An article in Sunday’s New York Times magazine, focused on lithium-ion battery makers in Michigan, does a nice job of laying out the many factors involved in creating manufacturing jobs for Americans. In “Make or Break,” author Jon Gertner describes prevailing business models that discourage the slow-return, incremental investments needed to bring new factories into being. We read, too, that federal interventions that might support job creation face numerous cultural obstacles: small-government (my word, not his) political trends have long made federal “industrial policy” a distasteful topic for politicians. Well aware of those trends, President Obama (whether savvy or timid, depending on your point of view), turns to “stealth” distributions of federal stimulus money for industrial start-ups like the battery makers’.

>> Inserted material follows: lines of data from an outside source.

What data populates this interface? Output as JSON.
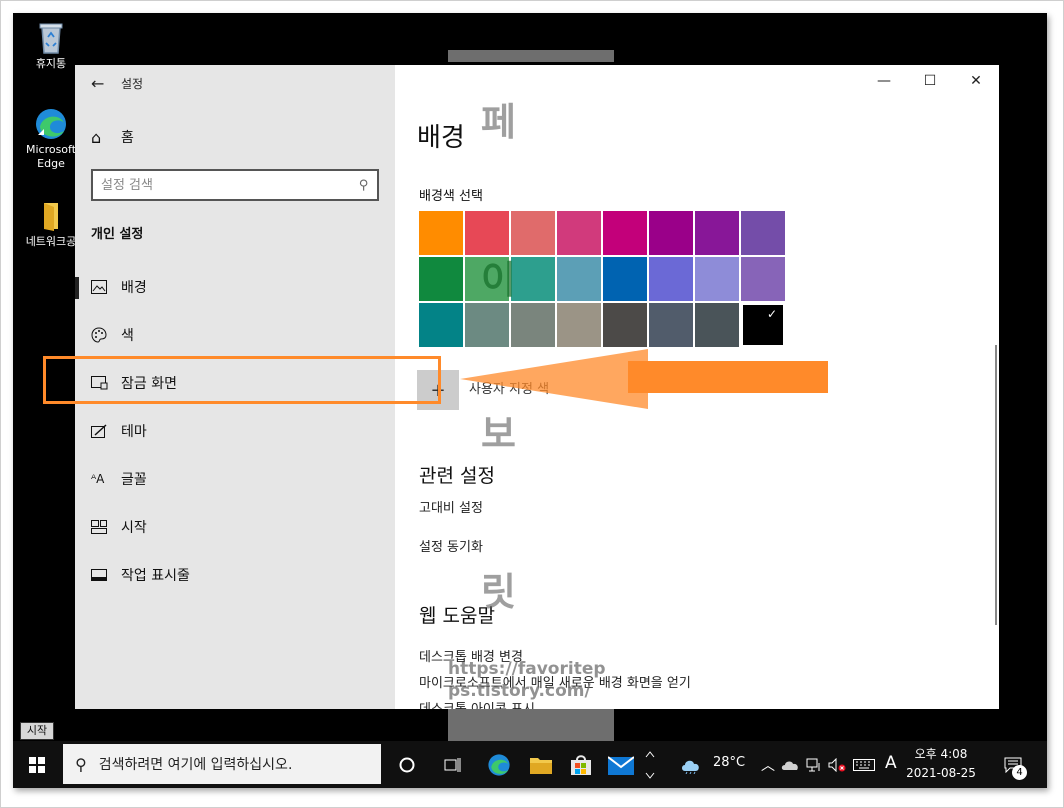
{
  "desktop": {
    "icons": [
      {
        "label": "휴지통",
        "icon": "recycle-bin-icon"
      },
      {
        "label": "Microsoft Edge",
        "icon": "edge-icon"
      },
      {
        "label": "네트워크공",
        "icon": "folder-icon"
      }
    ]
  },
  "settings": {
    "app_title": "설정",
    "home_label": "홈",
    "search": {
      "placeholder": "설정 검색",
      "value": ""
    },
    "section_title": "개인 설정",
    "nav": [
      {
        "label": "배경",
        "icon": "picture-icon",
        "active": true
      },
      {
        "label": "색",
        "icon": "palette-icon",
        "active": false
      },
      {
        "label": "잠금 화면",
        "icon": "lock-screen-icon",
        "active": false
      },
      {
        "label": "테마",
        "icon": "theme-icon",
        "active": false
      },
      {
        "label": "글꼴",
        "icon": "font-icon",
        "active": false
      },
      {
        "label": "시작",
        "icon": "start-icon",
        "active": false
      },
      {
        "label": "작업 표시줄",
        "icon": "taskbar-icon",
        "active": false
      }
    ],
    "window_controls": {
      "minimize": "—",
      "maximize": "☐",
      "close": "✕"
    }
  },
  "content": {
    "page_title": "배경",
    "color_label": "배경색 선택",
    "swatches": [
      "#ff8c00",
      "#e74856",
      "#e06b6b",
      "#d13a7c",
      "#c3007a",
      "#9a0089",
      "#881798",
      "#744da9",
      "#10893e",
      "#4ea864",
      "#2d9f8e",
      "#5c9fb6",
      "#0063b1",
      "#6b69d6",
      "#8e8cd8",
      "#8764b8",
      "#038387",
      "#6c8a82",
      "#7a857d",
      "#9b9486",
      "#4c4a48",
      "#515c6b",
      "#4a5459",
      "#000000"
    ],
    "selected_swatch": 23,
    "custom_label": "사용자 지정 색",
    "related_title": "관련 설정",
    "related_links": [
      "고대비 설정",
      "설정 동기화"
    ],
    "help_title": "웹 도움말",
    "help_links": [
      "데스크톱 배경 변경",
      "마이크로소프트에서 매일 새로운 배경 화면을 얻기",
      "데스크톱 아이콘 표시"
    ]
  },
  "watermark": {
    "chars": [
      "페",
      "이",
      "보",
      "릿"
    ],
    "url_line1": "https://favoritep",
    "url_line2": "ps.tistory.com/"
  },
  "start_tooltip": "시작",
  "taskbar": {
    "search_placeholder": "검색하려면 여기에 입력하십시오.",
    "weather": "28°C",
    "ime": "A",
    "time": "오후 4:08",
    "date": "2021-08-25",
    "notifications": "4"
  },
  "colors": {
    "accent": "#ff8a2a",
    "sidebar_bg": "#e6e6e6",
    "taskbar_bg": "#101010"
  }
}
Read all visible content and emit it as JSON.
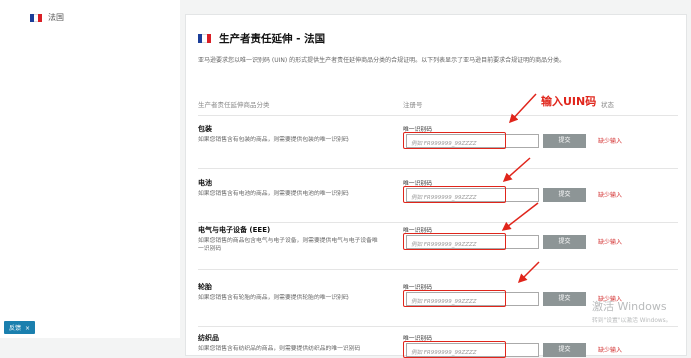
{
  "sidebar": {
    "country_label": "法国",
    "tag": {
      "label": "反馈",
      "close": "×"
    }
  },
  "page": {
    "title": "生产者责任延伸 - 法国",
    "description": "亚马逊要求您以唯一识别码 (UIN) 的形式提供生产者责任延伸商品分类的合规证明。以下列表显示了亚马逊目前要求合规证明的商品分类。",
    "headers": {
      "category": "生产者责任延伸商品分类",
      "registration": "注册号",
      "status": "状态"
    }
  },
  "annotation": "输入UIN码",
  "field_label": "唯一识别码",
  "placeholder": "例如 FR999999_99ZZZZ",
  "submit_label": "提交",
  "rows": [
    {
      "name": "包装",
      "desc": "如果您销售含有包装的商品，则需要提供包装的唯一识别码",
      "status": "缺少输入"
    },
    {
      "name": "电池",
      "desc": "如果您销售含有电池的商品，则需要提供电池的唯一识别码",
      "status": "缺少输入"
    },
    {
      "name": "电气与电子设备 (EEE)",
      "desc": "如果您销售的商品包含电气与电子设备，则需要提供电气与电子设备唯一识别码",
      "status": "缺少输入"
    },
    {
      "name": "轮胎",
      "desc": "如果您销售含有轮胎的商品，则需要提供轮胎的唯一识别码",
      "status": "缺少输入"
    },
    {
      "name": "纺织品",
      "desc": "如果您销售含有纺织品的商品，则需要提供纺织品的唯一识别码",
      "status": "缺少输入"
    }
  ],
  "watermark": {
    "line1": "激活 Windows",
    "line2": "转到\"设置\"以激活 Windows。"
  },
  "colors": {
    "accent_red": "#e0251b",
    "submit_gray": "#8d9596",
    "tag_blue": "#1a7fae"
  }
}
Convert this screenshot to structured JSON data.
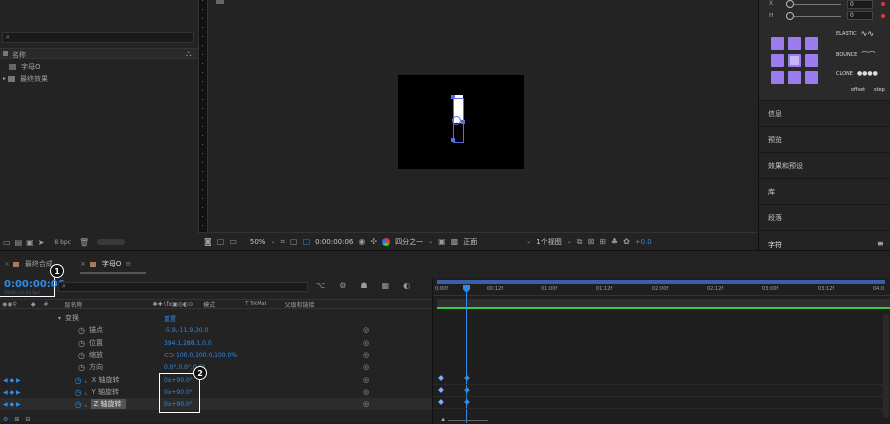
{
  "project": {
    "search_placeholder": "",
    "column_name": "名称",
    "items": [
      {
        "label": "字母O"
      },
      {
        "label": "最终效果"
      }
    ],
    "bpc": "8 bpc"
  },
  "viewer": {
    "zoom": "50%",
    "timecode": "0:00:00:06",
    "resolution": "四分之一",
    "view": "正面",
    "views_count": "1个视图",
    "exposure": "+0.0"
  },
  "easing": {
    "params": [
      {
        "label": "X",
        "value": "0"
      },
      {
        "label": "H",
        "value": "0"
      }
    ],
    "presets": [
      {
        "label": "ELASTIC"
      },
      {
        "label": "BOUNCE"
      },
      {
        "label": "CLONE"
      }
    ],
    "offset_label": "offset",
    "step_label": "step"
  },
  "right_panels": [
    {
      "label": "信息"
    },
    {
      "label": "预览"
    },
    {
      "label": "效果和预设"
    },
    {
      "label": "库"
    },
    {
      "label": "段落"
    },
    {
      "label": "字符"
    }
  ],
  "tabs": [
    {
      "label": "最终合成"
    },
    {
      "label": "字母O"
    }
  ],
  "timeline": {
    "current_time": "0:00:00:06",
    "current_time_sub": "00006 (25.00 fps)",
    "columns": {
      "hash": "#",
      "layer_name": "层名称",
      "mode": "模式",
      "trkmat": "T  TrkMat",
      "parent": "父级和链接"
    },
    "ruler_labels": [
      "0:00f",
      "00:12f",
      "01:00f",
      "01:12f",
      "02:00f",
      "02:12f",
      "03:00f",
      "03:12f",
      "04:0"
    ],
    "rows": [
      {
        "name": "变换",
        "value": "重置"
      },
      {
        "name": "锚点",
        "value": "-5.9,-11.9,30.0"
      },
      {
        "name": "位置",
        "value": "394.1,288.1,0.0"
      },
      {
        "name": "缩放",
        "value": "100.0,100.0,100.0%"
      },
      {
        "name": "方向",
        "value": "0.0°,0.0°,0.0°"
      },
      {
        "name": "X 轴旋转",
        "value": "0x+90.0°"
      },
      {
        "name": "Y 轴旋转",
        "value": "0x+90.0°"
      },
      {
        "name": "Z 轴旋转",
        "value": "0x+90.0°"
      }
    ],
    "callouts": [
      "1",
      "2"
    ]
  }
}
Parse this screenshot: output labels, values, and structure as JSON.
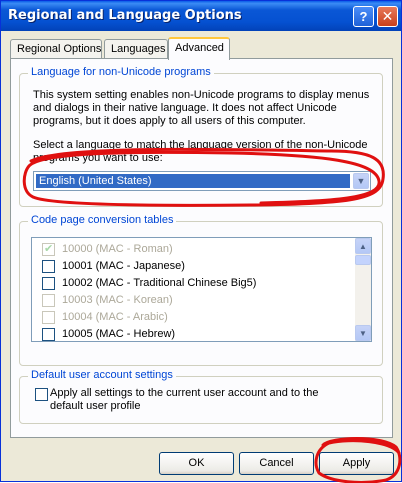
{
  "window": {
    "title": "Regional and Language Options"
  },
  "titlebar": {
    "help_label": "?",
    "close_label": "✕"
  },
  "tabs": [
    {
      "label": "Regional Options"
    },
    {
      "label": "Languages"
    },
    {
      "label": "Advanced"
    }
  ],
  "non_unicode": {
    "group_title": "Language for non-Unicode programs",
    "description": "This system setting enables non-Unicode programs to display menus and dialogs in their native language. It does not affect Unicode programs, but it does apply to all users of this computer.",
    "select_prompt": "Select a language to match the language version of the non-Unicode programs you want to use:",
    "selected_language": "English (United States)"
  },
  "code_pages": {
    "group_title": "Code page conversion tables",
    "items": [
      {
        "label": "10000 (MAC - Roman)",
        "checked": true,
        "disabled": true
      },
      {
        "label": "10001 (MAC - Japanese)",
        "checked": false,
        "disabled": false
      },
      {
        "label": "10002 (MAC - Traditional Chinese Big5)",
        "checked": false,
        "disabled": false
      },
      {
        "label": "10003 (MAC - Korean)",
        "checked": false,
        "disabled": true
      },
      {
        "label": "10004 (MAC - Arabic)",
        "checked": false,
        "disabled": true
      },
      {
        "label": "10005 (MAC - Hebrew)",
        "checked": false,
        "disabled": false
      }
    ]
  },
  "default_user": {
    "group_title": "Default user account settings",
    "checkbox_label": "Apply all settings to the current user account and to the default user profile"
  },
  "buttons": {
    "ok": "OK",
    "cancel": "Cancel",
    "apply": "Apply"
  },
  "colors": {
    "titlebar": "#0a57d6",
    "group_title": "#0046d5",
    "selection": "#316ac5",
    "marker": "#e01010"
  }
}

Interestingly, Gertner writes that Michigan firms hoping to supply an emergent hybrid car market have begun to purchase and copy advanced battery technologies from their Korean counterparts. “Cutting and pasting” production techniques from abroad is not a new approach for American businesses (Samuel Slater famously brought foundational British textile technologies to America in the 1790s, but unsung thousands of enslaved persons brought technical skills and knowledge to the colonies well before that, fostering the commercial production of furniture, metal and woodworked goods, medicines, and much more), but it is not one we see explored in print very often. …our Yankee Ingenuity-slash-Egos being a bit delicate, perhaps. A bit more systematic respect for “other” sources of innovation might be in order, as the Michigan firm owners seem to understand.
Gertner mentions, too, the training courses being offered by some local colleges to folks hoping for employment in Michigan’s new lithium-ion battery plants, but (not surprising to readers of this blog) notes that the future for these factories is still unsure.
Gertner doesn’t go into detail on many of these points. He seems to be aiming instead to convey how messy and complex the situation is, which I appreciate. But in a sense, that lets him skirt the moral urgency of the debates he describes. So here’s a thought experiment. What would this article look like if written from the perspective of people who need jobs? Maybe the off-putting economic and political risks, and the distaste that influential Americans have harbored for government intervention in recent decades, would look different if we all felt the urgency of job creation that unemployed Americans feel every day. With that felt necessity, the government and we voters might push for more stimulus money for manufacturing, more boldly and openly deployed. With some centralized oversight and federal backing for these priorities, the aims of real security, decent pay and safety for workers could help shape the jobs themselves, too. The fledgling ecology of high-tech manufacturing is “fragile,” according to Gertner, and I believe him. I would add: we can nurture it to sturdy maturity if we really want to.